Website and app data records:
· · · ·
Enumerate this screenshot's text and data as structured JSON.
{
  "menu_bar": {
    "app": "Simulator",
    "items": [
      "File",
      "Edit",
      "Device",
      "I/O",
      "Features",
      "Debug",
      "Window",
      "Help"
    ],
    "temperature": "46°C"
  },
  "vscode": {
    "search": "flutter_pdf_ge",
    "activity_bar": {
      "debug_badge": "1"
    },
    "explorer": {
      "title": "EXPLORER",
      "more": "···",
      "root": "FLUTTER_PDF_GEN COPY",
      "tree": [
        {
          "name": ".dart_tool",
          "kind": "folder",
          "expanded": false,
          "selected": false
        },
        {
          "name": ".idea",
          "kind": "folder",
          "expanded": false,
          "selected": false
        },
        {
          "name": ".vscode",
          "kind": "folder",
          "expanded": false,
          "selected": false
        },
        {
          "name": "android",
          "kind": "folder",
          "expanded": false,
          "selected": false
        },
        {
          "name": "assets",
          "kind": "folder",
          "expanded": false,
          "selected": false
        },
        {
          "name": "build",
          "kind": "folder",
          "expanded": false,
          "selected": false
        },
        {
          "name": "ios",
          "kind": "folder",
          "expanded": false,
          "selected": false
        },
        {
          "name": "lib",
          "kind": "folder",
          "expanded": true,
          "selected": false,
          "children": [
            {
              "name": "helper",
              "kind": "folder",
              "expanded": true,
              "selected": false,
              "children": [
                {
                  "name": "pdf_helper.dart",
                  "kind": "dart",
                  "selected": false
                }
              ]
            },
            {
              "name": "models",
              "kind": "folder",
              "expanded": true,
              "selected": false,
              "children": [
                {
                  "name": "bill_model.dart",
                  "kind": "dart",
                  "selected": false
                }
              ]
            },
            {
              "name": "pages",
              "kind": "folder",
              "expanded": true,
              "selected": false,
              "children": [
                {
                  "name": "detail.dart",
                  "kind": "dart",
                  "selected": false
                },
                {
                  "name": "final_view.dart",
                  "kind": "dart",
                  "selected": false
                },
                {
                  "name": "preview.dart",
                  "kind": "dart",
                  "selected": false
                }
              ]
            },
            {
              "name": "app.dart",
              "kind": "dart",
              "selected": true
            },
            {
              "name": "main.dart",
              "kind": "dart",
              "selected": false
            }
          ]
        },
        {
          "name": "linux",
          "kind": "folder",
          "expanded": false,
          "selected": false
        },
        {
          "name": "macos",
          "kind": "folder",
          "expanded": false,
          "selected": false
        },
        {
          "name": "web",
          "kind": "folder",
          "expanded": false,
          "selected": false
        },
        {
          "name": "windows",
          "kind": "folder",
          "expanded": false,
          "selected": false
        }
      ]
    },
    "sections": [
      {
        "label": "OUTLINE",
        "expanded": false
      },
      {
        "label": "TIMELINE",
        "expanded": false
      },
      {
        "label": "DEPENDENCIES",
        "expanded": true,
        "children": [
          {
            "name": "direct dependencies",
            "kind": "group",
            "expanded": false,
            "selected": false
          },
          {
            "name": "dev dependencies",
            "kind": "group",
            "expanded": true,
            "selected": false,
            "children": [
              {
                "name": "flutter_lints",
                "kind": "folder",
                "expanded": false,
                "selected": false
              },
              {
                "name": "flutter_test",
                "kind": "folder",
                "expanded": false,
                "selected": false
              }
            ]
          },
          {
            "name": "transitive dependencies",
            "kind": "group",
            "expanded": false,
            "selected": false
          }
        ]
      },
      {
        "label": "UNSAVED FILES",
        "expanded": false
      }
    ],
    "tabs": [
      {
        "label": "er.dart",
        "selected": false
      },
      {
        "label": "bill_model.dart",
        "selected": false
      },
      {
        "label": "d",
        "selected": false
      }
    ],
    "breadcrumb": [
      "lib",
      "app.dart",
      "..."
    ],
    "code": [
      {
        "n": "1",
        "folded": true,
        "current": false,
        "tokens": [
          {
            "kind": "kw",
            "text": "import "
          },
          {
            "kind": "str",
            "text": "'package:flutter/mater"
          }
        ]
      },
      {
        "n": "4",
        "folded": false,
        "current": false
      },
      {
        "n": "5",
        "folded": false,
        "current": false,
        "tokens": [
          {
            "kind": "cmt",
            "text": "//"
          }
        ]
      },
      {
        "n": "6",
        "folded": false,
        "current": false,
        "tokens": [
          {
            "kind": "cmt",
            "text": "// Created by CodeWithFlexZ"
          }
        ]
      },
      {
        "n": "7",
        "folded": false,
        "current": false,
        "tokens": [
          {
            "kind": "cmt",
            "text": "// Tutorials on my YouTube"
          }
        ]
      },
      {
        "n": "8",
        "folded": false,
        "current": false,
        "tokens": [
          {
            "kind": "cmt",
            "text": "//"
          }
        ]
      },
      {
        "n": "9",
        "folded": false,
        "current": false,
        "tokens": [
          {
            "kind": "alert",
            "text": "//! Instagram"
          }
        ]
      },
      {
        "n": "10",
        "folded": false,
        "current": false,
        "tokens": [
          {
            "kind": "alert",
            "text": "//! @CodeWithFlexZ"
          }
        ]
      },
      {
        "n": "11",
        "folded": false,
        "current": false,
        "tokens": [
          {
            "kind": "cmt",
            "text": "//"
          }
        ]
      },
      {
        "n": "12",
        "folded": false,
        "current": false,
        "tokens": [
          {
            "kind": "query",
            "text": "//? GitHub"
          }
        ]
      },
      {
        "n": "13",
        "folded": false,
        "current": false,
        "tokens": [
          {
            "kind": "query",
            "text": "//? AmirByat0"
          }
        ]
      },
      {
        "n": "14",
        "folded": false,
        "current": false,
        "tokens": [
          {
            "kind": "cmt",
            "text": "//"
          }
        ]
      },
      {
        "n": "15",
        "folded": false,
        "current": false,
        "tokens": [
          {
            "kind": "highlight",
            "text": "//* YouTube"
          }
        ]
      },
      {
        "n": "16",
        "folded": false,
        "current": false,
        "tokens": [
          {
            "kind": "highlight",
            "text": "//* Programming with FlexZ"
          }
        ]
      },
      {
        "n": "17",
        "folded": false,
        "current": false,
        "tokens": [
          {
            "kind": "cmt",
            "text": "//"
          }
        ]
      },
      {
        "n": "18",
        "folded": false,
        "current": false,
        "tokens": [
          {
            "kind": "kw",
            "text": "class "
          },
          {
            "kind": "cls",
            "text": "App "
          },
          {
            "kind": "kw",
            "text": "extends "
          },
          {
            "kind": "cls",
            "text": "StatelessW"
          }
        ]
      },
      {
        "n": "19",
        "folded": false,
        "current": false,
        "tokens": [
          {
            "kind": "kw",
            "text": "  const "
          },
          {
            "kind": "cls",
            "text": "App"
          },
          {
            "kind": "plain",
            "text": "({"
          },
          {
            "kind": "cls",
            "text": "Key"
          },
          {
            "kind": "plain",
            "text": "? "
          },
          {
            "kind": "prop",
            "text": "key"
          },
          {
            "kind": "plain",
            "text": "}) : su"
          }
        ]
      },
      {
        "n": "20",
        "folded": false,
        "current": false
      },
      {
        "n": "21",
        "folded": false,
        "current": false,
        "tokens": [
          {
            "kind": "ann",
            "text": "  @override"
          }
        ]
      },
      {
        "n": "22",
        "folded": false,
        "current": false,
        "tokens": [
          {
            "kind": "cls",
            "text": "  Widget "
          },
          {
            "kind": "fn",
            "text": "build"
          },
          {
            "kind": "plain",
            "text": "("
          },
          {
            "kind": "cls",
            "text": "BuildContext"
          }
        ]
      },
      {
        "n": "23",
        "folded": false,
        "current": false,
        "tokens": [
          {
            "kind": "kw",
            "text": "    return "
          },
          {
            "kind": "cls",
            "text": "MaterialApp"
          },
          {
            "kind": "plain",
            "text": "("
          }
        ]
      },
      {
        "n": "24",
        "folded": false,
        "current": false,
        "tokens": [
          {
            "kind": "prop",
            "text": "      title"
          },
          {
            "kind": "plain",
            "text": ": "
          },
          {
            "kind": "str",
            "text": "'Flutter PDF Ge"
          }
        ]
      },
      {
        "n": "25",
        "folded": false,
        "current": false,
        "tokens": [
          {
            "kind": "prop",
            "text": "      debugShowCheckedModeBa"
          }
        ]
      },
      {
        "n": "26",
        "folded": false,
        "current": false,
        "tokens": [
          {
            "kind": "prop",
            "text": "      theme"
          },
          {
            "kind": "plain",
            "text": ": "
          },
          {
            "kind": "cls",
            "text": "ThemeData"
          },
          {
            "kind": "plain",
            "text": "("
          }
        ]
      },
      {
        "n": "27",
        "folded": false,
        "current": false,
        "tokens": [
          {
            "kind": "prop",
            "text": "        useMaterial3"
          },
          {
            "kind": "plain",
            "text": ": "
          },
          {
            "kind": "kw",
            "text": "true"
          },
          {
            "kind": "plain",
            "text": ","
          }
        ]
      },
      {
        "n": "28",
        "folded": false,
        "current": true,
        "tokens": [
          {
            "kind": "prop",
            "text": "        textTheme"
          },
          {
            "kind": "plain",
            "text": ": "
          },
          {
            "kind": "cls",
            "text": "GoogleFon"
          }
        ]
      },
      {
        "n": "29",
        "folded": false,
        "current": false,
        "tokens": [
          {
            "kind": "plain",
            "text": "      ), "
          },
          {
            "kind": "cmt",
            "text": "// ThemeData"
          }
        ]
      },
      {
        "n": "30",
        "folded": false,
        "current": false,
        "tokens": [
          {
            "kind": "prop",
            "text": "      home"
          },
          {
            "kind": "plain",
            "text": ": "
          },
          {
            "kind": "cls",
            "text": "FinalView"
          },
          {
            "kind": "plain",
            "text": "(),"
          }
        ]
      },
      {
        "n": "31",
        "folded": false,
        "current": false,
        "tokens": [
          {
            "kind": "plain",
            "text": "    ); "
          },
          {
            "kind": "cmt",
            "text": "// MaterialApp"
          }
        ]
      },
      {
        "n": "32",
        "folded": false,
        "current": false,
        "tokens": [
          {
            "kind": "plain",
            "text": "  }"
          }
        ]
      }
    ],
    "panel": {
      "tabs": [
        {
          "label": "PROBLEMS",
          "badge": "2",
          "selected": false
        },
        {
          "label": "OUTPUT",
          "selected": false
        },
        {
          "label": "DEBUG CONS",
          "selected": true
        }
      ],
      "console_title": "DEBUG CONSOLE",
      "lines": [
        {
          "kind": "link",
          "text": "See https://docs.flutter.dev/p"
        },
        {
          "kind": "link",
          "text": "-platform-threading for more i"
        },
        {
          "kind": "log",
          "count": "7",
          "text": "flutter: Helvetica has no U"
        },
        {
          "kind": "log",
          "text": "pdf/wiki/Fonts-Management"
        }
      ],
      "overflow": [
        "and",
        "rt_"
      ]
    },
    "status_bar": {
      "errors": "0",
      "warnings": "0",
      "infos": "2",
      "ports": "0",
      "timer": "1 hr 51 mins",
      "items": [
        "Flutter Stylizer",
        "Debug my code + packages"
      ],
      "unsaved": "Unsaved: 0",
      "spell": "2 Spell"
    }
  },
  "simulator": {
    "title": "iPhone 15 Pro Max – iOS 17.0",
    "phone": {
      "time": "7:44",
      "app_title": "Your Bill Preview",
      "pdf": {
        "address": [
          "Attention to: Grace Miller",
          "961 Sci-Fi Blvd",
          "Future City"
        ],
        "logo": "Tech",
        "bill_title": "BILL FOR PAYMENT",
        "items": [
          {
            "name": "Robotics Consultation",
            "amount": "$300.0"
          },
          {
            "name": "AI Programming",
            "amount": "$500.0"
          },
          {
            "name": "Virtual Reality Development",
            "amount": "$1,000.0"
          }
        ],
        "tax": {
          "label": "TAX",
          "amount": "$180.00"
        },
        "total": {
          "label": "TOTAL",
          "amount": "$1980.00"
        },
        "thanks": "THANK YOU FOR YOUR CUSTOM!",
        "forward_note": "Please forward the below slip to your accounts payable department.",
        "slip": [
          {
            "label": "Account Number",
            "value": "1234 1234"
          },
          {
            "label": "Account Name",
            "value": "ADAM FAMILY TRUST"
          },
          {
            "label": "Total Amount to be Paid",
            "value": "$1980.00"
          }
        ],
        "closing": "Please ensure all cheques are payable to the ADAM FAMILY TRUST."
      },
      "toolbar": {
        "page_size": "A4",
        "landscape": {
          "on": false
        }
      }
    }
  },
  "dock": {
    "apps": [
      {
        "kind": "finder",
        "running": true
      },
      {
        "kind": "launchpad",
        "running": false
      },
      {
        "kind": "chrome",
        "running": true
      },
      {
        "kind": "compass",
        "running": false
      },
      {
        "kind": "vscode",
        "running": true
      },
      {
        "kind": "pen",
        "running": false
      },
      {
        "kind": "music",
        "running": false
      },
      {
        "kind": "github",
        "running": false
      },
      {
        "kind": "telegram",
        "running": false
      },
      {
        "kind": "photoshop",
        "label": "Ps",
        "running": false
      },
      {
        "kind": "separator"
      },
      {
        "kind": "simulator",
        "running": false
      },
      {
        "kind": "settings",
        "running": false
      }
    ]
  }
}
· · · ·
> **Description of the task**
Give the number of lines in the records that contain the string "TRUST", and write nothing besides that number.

> **Output**
2